## [Task statement]
Records follow. Copy every line with "Contain".

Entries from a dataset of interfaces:
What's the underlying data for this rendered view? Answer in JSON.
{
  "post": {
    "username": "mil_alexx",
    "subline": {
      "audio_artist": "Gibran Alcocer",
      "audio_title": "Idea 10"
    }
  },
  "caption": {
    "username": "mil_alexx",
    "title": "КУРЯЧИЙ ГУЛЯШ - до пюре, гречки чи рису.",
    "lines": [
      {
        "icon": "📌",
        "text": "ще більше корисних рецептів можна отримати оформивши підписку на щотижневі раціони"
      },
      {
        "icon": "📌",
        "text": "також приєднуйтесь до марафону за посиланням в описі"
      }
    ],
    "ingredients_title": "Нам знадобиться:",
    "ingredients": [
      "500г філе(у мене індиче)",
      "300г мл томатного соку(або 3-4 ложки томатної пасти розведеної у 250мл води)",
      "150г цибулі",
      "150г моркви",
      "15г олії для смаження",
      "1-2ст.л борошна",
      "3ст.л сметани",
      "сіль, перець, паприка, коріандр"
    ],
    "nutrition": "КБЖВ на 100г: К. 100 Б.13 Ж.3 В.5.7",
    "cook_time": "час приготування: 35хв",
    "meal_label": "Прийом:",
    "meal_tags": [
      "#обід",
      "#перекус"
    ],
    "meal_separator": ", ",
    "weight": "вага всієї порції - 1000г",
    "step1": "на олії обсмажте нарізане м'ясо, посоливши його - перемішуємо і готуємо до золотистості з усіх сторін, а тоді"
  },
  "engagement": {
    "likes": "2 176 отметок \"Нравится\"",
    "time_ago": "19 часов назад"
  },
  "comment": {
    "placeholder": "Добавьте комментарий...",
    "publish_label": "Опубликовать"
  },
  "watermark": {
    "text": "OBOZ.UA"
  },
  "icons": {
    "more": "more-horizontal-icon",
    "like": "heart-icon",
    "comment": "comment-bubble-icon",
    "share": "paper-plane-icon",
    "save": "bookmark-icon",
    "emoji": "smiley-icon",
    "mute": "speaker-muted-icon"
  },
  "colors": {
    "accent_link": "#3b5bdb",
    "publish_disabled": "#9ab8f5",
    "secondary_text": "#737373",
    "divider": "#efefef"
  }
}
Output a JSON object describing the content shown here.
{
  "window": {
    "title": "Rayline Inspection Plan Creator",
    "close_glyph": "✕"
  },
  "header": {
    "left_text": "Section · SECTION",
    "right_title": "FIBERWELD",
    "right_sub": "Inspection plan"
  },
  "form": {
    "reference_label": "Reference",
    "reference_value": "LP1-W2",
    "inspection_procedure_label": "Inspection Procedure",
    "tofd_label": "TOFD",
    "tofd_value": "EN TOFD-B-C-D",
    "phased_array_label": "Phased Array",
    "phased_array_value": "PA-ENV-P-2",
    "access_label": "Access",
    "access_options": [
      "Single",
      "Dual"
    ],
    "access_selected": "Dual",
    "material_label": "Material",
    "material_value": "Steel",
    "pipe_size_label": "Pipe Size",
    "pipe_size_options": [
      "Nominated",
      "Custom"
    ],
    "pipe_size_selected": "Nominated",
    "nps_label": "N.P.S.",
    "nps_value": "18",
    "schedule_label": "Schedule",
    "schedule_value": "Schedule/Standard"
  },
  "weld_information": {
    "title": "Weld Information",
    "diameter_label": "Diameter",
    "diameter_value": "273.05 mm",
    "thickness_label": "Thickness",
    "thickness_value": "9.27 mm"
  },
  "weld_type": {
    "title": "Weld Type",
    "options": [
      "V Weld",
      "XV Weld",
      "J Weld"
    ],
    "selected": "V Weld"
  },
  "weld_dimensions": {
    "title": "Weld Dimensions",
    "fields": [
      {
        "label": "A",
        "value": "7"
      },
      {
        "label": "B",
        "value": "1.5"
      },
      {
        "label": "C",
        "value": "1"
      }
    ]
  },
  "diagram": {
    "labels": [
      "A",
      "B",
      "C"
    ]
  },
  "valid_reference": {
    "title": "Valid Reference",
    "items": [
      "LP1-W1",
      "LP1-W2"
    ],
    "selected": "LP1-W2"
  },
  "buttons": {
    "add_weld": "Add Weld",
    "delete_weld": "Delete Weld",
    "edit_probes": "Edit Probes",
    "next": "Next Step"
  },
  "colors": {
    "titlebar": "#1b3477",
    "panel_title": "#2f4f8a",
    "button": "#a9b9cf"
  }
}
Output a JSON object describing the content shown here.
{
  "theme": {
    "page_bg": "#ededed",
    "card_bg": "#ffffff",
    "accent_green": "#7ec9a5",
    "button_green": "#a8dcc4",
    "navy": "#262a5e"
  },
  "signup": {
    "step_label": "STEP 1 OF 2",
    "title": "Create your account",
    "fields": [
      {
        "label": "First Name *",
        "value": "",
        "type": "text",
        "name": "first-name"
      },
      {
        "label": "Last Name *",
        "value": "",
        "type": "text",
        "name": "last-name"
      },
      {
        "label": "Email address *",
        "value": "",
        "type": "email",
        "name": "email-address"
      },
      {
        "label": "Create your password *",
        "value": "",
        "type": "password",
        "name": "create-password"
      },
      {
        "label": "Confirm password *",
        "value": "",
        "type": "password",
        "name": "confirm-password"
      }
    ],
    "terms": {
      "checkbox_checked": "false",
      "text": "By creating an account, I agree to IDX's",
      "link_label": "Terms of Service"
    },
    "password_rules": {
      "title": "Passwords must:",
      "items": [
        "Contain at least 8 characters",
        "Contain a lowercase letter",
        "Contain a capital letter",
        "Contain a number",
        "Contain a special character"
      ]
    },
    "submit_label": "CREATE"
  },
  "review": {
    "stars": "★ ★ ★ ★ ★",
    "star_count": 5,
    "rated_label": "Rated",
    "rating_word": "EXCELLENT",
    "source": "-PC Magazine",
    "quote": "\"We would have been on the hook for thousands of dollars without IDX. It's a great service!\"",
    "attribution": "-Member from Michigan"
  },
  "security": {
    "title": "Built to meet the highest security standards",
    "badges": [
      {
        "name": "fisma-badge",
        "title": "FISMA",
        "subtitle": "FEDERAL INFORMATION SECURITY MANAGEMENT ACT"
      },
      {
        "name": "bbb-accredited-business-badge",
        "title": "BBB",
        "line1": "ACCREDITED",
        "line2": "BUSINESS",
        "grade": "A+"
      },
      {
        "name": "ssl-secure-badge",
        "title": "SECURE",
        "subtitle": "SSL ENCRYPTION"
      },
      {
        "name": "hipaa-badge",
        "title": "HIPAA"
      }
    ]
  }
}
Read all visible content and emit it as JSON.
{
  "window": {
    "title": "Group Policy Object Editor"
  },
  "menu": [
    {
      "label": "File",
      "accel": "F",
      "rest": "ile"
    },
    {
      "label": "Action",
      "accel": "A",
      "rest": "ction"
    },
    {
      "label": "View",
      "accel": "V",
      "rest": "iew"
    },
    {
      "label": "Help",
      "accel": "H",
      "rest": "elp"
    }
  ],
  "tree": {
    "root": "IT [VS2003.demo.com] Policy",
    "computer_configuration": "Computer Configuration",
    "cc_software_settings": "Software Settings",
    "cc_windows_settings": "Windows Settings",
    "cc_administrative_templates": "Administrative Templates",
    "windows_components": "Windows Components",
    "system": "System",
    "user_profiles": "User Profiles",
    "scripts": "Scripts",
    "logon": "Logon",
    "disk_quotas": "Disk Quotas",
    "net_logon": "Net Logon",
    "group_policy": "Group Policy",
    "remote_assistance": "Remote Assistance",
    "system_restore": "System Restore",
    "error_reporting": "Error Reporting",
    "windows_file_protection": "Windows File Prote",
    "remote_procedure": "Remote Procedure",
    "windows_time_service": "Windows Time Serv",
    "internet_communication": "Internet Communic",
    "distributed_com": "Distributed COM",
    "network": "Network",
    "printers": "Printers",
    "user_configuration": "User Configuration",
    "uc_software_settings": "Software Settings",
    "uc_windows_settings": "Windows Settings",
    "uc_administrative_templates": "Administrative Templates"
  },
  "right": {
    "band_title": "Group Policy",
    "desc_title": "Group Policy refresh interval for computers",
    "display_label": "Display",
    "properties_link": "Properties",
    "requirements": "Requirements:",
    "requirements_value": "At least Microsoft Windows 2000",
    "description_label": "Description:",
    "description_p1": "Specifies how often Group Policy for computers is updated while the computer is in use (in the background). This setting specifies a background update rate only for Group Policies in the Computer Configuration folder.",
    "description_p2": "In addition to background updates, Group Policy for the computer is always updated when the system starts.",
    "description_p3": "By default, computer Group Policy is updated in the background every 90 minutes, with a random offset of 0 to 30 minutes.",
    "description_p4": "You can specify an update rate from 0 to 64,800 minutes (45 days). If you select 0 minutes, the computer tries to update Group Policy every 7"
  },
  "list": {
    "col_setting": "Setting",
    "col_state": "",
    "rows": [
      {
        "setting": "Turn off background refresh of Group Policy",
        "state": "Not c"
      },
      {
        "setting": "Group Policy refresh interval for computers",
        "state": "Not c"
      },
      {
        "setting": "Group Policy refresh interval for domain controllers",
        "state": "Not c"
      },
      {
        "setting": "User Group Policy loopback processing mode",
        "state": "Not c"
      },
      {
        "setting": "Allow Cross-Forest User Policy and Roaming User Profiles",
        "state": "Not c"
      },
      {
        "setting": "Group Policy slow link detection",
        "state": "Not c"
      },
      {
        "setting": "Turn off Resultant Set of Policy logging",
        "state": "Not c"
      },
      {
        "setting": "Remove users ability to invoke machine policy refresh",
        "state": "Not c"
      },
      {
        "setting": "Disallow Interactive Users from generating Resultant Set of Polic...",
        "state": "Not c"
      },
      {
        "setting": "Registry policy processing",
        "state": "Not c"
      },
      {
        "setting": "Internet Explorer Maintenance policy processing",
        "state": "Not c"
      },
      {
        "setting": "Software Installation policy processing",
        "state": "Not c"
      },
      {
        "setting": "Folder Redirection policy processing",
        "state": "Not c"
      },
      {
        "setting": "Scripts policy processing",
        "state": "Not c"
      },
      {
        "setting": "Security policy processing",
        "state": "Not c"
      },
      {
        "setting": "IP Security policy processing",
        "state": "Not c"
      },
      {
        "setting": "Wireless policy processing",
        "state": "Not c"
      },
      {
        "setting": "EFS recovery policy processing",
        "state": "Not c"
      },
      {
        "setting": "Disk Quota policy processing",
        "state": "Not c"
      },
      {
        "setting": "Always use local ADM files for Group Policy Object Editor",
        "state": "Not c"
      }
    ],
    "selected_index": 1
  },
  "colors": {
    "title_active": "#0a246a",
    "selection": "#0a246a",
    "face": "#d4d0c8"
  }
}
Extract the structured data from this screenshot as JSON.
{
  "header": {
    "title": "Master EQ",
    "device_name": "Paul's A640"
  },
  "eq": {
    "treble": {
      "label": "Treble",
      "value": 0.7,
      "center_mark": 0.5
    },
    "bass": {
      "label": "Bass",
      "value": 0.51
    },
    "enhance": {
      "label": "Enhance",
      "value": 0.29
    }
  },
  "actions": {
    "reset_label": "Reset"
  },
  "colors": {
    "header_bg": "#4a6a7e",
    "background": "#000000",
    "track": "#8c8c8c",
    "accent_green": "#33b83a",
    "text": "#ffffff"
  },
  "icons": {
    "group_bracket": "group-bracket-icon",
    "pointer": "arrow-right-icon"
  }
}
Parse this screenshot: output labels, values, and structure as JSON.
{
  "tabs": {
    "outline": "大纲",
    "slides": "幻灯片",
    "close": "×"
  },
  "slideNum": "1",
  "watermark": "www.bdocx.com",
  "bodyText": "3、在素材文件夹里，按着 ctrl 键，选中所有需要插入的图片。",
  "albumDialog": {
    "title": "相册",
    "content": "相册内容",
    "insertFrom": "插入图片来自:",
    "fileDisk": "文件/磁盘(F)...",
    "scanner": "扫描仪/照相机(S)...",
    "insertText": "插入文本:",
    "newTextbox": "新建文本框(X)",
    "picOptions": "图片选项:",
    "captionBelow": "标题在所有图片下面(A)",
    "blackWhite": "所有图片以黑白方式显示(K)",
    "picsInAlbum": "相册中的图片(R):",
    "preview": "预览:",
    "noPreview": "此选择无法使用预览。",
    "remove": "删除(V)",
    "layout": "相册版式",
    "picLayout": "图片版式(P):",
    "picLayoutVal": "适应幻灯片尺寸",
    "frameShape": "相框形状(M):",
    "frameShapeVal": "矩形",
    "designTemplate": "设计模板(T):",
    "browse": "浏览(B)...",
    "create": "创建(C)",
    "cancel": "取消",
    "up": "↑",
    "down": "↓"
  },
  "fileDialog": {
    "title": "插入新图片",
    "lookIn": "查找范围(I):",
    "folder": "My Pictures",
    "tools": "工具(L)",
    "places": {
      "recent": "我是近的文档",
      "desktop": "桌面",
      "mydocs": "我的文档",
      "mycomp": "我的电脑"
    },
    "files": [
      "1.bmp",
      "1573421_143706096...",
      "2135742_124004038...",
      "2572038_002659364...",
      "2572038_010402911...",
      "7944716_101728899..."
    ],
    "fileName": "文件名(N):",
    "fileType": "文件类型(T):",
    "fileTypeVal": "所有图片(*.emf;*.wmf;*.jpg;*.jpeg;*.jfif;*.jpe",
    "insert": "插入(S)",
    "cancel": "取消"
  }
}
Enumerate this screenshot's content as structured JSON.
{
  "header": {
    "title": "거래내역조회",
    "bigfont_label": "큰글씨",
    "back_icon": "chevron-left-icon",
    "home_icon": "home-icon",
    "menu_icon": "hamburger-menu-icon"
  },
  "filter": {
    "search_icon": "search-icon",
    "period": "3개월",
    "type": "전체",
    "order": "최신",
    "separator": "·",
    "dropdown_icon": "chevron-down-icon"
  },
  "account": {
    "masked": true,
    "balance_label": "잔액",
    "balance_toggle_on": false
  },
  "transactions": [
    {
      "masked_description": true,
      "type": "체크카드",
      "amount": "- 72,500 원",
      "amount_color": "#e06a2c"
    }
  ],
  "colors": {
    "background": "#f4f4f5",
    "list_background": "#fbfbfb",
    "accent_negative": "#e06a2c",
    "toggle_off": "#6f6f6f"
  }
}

## [Answer space]
        "Contain at least 8 characters",
        "Contain a lowercase letter",
        "Contain a capital letter",
        "Contain a number",
        "Contain a special character"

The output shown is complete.